## TASK PROMPT
Lines that contain the string "email" are the ones to list; copy all of them from the records.

## Website and app data records
"""
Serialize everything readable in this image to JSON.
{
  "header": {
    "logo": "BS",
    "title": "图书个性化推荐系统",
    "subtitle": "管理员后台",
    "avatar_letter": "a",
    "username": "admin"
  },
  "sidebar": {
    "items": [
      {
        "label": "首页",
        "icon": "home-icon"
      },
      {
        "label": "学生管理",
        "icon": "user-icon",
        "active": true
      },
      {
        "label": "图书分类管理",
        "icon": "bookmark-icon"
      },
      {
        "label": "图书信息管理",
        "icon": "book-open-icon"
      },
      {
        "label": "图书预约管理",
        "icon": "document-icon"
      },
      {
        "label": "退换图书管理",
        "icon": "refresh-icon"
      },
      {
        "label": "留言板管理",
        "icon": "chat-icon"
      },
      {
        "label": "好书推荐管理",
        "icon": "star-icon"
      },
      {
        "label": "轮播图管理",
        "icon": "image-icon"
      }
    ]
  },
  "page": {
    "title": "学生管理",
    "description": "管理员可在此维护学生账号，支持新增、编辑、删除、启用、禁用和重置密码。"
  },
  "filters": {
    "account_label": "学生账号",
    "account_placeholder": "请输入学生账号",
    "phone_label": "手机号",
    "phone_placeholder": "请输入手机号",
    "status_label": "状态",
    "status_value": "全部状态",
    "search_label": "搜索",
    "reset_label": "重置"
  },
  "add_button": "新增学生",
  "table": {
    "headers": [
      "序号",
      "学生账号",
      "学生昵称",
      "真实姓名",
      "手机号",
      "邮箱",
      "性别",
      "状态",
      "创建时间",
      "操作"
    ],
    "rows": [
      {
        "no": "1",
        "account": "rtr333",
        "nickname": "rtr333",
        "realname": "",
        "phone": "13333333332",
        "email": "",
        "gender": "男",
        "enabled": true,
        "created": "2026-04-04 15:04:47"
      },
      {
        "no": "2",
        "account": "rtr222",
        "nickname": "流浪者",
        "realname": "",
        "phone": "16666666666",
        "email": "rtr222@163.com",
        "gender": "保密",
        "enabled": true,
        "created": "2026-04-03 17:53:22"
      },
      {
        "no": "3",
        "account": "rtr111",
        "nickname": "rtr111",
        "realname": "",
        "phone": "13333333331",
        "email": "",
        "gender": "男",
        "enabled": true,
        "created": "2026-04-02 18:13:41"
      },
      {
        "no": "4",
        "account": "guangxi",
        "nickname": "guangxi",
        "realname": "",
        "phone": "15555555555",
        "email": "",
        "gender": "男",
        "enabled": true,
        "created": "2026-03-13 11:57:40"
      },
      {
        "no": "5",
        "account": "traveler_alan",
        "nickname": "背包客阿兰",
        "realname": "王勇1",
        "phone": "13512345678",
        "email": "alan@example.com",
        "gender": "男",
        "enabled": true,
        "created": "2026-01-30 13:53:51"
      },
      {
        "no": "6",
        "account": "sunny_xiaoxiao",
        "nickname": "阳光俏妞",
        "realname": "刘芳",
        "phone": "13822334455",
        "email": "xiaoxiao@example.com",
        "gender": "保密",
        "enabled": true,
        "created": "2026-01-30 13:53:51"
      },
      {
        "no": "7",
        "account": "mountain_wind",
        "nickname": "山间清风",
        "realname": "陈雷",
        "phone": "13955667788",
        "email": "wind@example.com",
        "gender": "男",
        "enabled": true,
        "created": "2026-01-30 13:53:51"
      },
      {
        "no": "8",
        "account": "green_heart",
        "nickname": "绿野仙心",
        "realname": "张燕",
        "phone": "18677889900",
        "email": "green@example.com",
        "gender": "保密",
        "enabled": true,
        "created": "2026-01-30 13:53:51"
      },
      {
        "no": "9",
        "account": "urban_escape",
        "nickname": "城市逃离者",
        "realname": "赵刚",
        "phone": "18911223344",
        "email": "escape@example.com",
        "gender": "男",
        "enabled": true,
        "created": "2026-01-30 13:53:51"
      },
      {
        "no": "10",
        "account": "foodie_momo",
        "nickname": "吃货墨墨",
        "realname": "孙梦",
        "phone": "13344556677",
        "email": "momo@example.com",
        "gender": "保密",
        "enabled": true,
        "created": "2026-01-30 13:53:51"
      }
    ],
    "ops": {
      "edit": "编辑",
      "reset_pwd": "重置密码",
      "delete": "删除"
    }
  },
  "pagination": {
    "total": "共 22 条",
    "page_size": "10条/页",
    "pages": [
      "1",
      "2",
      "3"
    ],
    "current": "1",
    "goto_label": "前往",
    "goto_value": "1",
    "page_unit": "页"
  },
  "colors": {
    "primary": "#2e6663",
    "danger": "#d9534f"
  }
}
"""
## RESULT OF THIS EXERCISE
        "email": "",
        "email": "rtr222@163.com",
        "email": "",
        "email": "",
        "email": "alan@example.com",
        "email": "xiaoxiao@example.com",
        "email": "wind@example.com",
        "email": "green@example.com",
        "email": "escape@example.com",
        "email": "momo@example.com",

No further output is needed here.